“When you hear the word progress, you know you are dealing with a 19th century mind. Progress literally stopped with electricity because we now have everything at once. You don’t move on from one thing at a time to the next thing. There is no more history; it’s all here. There isn’t any part of the past that isn’t with us thanks to electricity. But, it’s not thanks to print, it’s not thanks to photography, its thanks to electricity. Speed, huge speed-up, means there’s no more past. Now, there is no more history.” (Ideas, CBC Radio, 1969 as cited by P. Pnedetti & N. Dehan eds).

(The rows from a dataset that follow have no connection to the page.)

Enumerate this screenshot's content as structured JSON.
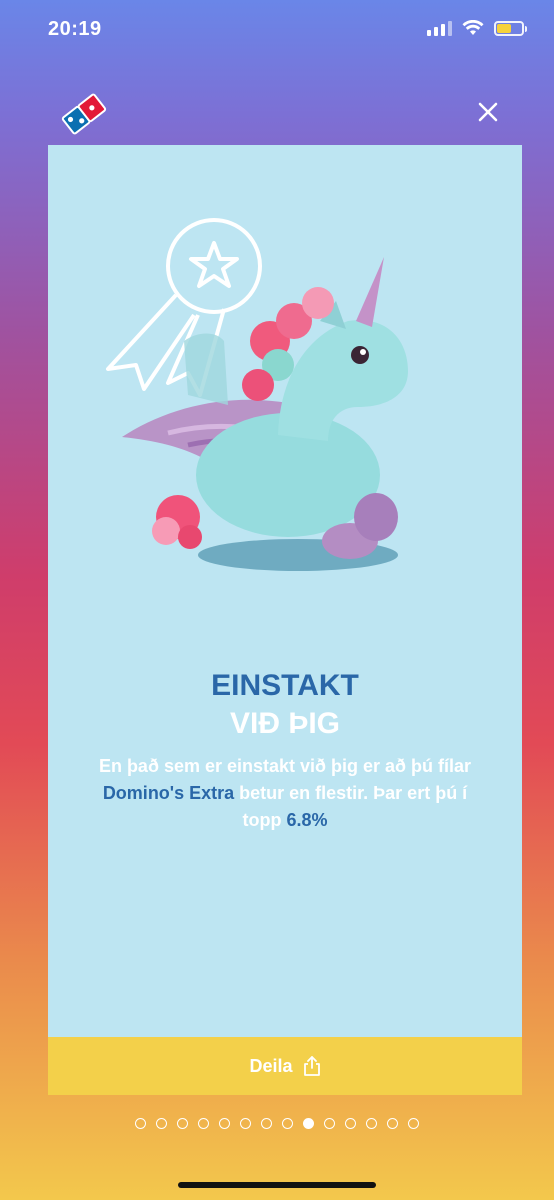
{
  "status_bar": {
    "time": "20:19",
    "battery_color": "#f6d23c",
    "battery_level": 0.6
  },
  "header": {
    "logo_icon": "dominos-logo-icon",
    "close_icon": "close-icon"
  },
  "card": {
    "background": "#bde5f2",
    "illustration": "unicorn-plush-with-award-badge",
    "title_line1": "EINSTAKT",
    "title_line2": "VIÐ ÞIG",
    "body_segments": [
      {
        "text": "En það sem er einstakt við þig er að þú fílar ",
        "highlight": false
      },
      {
        "text": "Domino's Extra",
        "highlight": true
      },
      {
        "text": " betur en flestir. Þar ert þú í topp ",
        "highlight": false
      },
      {
        "text": "6.8%",
        "highlight": true
      }
    ],
    "accent_color": "#2a67a8"
  },
  "share": {
    "label": "Deila",
    "icon": "share-icon",
    "background": "#f3d04a"
  },
  "pager": {
    "total": 14,
    "active_index": 8
  }
}
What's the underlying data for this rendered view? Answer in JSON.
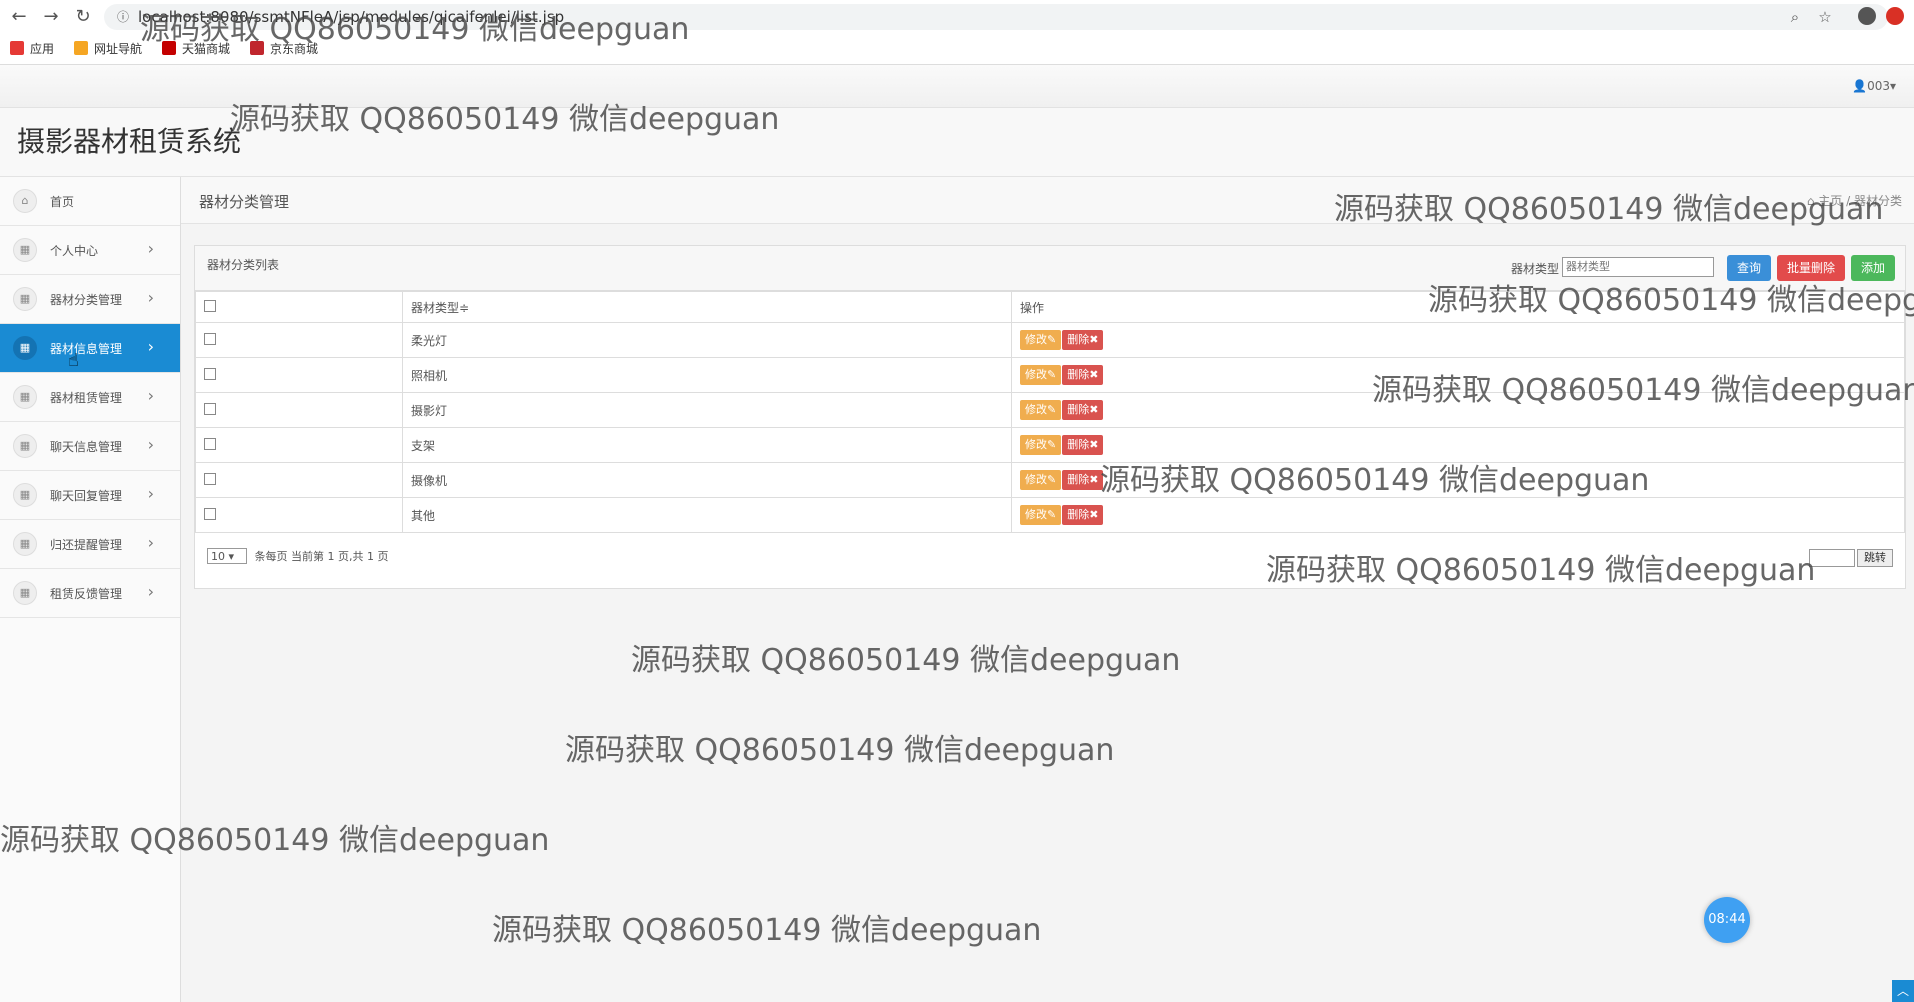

This is strangely reminiscent of Francis Fukuyama’s famous declaration in his 1992 book, The End of History and The Last Man, political and legal history, at least in the west, was closing with the twentieth century. In other words, that the spread of liberal democracy and the western enlightenment project was assured to utterly consolidate itself in the west and spread throughout the world with the fall of the Berlin Wall, the dissolution of the Soviet Union and the end of the Cold War. Hegel’s telos arrived at. Game over.
The proposed paper begins by asking what McLuhan meant by the idea of communications technology as the destroyer of walls. It also considers how the internet, which had not been conceived in 1969, might embody the de-territorializing and globalizing quality of electronic communications about which McLuhan was so prescient. At the core of the paper will be a comparison with the work of Michael Hardt and Antonio Negri who are equally interested in these phenomena and their relationship to changing forms of labour, including the production of meaning and of affect.
The purpose of the proposed paper is not simply to ask if the internet a classroom, or perhaps a malevolent propaganda machine, without walls. It is clear that it is both, and more, simultaneously. Although it is not usually a formal legal question or normative political question, we must therefore ask how McLuhan might distinguish electronic communications, specifically in terms of the manipulation of affect and of collective subjectivity, from earlier forms of communications? The paper asks these questions outside of behavioral or neuro psychology, both of which admittedly might have much to add, but instead through the lens of legal and political theory. In so doing, the proposed paper addresses emerging twenty-first century conceptualizations of sovereignty, the rule of law and democracy against the backdrop of McLuhan’s theorization of electronic communications as a destroyer of walls.